TASK STATEMENT
Find the string "List" in the records and copy each line where it occurs.

Dataset rows for apps and sites
*****
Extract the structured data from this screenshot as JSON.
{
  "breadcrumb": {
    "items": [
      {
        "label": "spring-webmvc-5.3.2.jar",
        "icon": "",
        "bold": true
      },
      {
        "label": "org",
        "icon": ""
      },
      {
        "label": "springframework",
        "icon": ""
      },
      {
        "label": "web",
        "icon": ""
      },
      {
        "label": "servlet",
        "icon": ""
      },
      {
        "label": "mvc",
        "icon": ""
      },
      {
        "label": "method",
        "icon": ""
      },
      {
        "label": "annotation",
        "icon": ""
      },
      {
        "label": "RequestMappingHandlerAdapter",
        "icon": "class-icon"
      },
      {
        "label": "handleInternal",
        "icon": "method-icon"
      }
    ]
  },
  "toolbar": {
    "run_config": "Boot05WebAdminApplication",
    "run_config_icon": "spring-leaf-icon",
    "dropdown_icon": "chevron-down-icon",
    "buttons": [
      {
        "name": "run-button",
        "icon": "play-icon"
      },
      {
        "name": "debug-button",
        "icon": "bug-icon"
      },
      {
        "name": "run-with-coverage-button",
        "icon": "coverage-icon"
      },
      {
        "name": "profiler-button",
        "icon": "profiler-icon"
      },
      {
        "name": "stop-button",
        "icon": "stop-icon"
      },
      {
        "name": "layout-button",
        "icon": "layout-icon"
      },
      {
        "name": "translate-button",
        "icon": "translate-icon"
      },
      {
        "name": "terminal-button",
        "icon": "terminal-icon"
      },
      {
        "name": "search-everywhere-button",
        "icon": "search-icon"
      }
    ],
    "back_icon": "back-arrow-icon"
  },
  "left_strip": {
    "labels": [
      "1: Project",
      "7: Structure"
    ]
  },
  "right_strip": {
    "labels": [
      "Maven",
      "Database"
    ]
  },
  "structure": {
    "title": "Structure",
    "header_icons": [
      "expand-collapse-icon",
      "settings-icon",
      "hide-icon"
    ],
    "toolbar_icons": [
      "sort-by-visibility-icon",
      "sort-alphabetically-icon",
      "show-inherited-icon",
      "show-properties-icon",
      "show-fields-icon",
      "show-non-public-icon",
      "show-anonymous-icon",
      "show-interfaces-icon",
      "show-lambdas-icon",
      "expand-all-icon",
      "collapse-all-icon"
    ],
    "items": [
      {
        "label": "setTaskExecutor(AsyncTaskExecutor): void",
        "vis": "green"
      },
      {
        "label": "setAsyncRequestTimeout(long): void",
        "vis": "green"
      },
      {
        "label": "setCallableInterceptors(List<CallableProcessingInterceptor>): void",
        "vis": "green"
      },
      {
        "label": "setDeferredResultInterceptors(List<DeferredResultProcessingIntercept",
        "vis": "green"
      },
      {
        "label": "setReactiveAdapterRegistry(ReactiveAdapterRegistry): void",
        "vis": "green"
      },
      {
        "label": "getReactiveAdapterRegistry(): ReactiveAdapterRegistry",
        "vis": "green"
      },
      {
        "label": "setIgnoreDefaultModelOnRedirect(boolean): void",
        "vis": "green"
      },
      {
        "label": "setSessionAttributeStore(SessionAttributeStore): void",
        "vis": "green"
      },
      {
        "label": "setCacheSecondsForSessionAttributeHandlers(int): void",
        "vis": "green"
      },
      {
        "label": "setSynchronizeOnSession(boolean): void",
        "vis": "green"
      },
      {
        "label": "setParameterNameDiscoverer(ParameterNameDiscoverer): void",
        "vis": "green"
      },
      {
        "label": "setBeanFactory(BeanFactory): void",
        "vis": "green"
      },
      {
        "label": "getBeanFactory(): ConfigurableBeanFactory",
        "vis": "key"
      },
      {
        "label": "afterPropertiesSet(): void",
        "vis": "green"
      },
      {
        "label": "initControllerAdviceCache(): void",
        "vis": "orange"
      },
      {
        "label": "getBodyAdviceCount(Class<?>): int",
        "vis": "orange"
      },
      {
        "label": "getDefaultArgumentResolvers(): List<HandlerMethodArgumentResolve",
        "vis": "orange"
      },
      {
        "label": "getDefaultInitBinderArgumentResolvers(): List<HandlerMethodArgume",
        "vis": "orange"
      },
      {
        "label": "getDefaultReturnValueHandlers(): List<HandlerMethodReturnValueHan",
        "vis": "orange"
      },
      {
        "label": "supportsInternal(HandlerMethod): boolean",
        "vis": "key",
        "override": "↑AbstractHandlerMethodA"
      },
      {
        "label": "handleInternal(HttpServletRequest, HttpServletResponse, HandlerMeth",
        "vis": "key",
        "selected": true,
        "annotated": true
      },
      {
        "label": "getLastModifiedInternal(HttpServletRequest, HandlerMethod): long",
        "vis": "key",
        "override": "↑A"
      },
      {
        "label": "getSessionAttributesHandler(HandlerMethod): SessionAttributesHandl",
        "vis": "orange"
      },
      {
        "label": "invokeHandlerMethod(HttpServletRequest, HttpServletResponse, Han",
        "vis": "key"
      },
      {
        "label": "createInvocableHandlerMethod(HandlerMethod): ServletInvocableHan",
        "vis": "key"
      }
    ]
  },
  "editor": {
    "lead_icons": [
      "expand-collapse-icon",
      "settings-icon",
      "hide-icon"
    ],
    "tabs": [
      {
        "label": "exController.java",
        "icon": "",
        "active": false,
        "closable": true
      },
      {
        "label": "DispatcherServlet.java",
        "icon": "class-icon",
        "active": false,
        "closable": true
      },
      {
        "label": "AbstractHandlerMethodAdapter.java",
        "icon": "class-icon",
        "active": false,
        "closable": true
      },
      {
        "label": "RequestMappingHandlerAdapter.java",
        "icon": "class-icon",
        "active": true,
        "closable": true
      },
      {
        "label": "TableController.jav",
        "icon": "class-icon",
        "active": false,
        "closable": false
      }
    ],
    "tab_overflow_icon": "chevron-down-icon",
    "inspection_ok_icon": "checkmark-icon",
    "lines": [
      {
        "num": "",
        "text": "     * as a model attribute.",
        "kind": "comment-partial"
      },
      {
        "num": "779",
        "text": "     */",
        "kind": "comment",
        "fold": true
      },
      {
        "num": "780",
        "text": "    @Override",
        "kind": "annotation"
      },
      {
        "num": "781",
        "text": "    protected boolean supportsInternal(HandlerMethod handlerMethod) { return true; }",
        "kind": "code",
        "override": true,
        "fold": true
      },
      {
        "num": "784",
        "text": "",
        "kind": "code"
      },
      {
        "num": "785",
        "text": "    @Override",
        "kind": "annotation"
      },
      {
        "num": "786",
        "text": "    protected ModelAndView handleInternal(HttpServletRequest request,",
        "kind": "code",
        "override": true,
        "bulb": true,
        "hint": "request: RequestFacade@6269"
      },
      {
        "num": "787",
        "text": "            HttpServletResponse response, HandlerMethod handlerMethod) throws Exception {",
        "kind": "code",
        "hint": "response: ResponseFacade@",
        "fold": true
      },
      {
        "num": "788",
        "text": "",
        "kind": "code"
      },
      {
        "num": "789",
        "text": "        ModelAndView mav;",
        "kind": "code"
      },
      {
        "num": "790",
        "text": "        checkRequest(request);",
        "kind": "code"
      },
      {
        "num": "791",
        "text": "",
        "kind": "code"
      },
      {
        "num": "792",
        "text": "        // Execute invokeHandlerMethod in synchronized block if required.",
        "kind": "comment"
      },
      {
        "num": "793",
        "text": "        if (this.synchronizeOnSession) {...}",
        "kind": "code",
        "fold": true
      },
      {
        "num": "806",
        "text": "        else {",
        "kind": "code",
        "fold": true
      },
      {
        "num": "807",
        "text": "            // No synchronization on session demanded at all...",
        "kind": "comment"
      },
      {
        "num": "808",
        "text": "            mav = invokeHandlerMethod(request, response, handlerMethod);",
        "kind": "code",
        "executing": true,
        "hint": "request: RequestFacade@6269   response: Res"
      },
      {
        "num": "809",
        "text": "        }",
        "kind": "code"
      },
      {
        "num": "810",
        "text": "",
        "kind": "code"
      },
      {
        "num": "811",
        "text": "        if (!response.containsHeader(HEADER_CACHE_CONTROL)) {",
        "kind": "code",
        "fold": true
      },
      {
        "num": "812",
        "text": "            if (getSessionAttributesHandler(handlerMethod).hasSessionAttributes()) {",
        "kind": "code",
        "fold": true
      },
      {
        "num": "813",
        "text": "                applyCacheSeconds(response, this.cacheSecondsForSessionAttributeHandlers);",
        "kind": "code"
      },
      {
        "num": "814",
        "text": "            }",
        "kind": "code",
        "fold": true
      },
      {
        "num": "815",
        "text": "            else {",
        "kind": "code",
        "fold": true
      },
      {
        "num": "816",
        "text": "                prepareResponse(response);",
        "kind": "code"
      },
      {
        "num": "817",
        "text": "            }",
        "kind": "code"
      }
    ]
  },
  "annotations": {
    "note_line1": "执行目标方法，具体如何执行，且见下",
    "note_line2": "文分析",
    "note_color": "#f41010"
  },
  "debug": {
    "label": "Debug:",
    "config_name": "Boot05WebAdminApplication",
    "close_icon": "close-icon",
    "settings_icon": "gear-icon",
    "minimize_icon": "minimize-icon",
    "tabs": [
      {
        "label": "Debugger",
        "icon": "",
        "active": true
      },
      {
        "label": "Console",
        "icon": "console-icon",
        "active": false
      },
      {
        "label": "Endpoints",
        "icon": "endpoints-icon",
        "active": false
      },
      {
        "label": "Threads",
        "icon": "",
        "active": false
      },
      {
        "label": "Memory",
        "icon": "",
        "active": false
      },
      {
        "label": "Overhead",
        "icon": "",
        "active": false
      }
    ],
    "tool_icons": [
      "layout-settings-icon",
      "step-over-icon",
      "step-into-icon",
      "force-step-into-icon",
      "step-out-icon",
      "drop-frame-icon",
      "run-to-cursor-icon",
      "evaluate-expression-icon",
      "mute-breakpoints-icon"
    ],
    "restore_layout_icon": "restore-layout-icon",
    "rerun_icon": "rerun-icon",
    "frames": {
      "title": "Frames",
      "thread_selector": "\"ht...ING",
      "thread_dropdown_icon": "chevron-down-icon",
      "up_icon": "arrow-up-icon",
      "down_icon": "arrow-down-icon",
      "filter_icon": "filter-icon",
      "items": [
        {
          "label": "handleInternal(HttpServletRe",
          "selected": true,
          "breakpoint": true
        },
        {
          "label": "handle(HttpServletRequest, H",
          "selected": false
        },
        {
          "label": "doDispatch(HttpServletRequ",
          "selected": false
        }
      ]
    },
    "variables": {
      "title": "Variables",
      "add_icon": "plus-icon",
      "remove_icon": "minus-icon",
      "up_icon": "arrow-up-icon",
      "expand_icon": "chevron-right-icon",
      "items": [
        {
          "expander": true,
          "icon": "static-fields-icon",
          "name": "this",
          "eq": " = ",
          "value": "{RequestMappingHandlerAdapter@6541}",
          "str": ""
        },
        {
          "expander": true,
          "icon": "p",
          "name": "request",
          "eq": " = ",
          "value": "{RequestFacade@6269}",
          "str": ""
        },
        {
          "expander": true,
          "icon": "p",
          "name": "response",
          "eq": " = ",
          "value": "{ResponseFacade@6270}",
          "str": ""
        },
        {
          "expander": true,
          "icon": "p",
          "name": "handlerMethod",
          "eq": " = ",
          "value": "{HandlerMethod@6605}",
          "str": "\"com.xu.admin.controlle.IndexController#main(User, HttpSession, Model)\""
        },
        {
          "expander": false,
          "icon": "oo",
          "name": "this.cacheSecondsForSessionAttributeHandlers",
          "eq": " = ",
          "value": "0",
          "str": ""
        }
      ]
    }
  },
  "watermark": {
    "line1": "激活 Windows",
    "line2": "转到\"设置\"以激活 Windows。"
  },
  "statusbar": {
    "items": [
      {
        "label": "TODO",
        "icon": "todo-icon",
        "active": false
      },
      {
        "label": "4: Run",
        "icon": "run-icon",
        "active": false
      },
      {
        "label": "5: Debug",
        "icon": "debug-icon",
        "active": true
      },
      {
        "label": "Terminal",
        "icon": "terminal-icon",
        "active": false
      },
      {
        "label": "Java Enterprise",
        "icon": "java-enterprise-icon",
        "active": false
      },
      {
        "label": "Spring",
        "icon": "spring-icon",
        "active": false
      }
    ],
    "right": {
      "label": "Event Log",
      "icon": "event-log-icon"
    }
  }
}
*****
ANSWER SECTION
        "label": "setCallableInterceptors(List<CallableProcessingInterceptor>): void",
        "label": "setDeferredResultInterceptors(List<DeferredResultProcessingIntercept",
        "label": "getDefaultArgumentResolvers(): List<HandlerMethodArgumentResolve",
        "label": "getDefaultInitBinderArgumentResolvers(): List<HandlerMethodArgume",
        "label": "getDefaultReturnValueHandlers(): List<HandlerMethodReturnValueHan",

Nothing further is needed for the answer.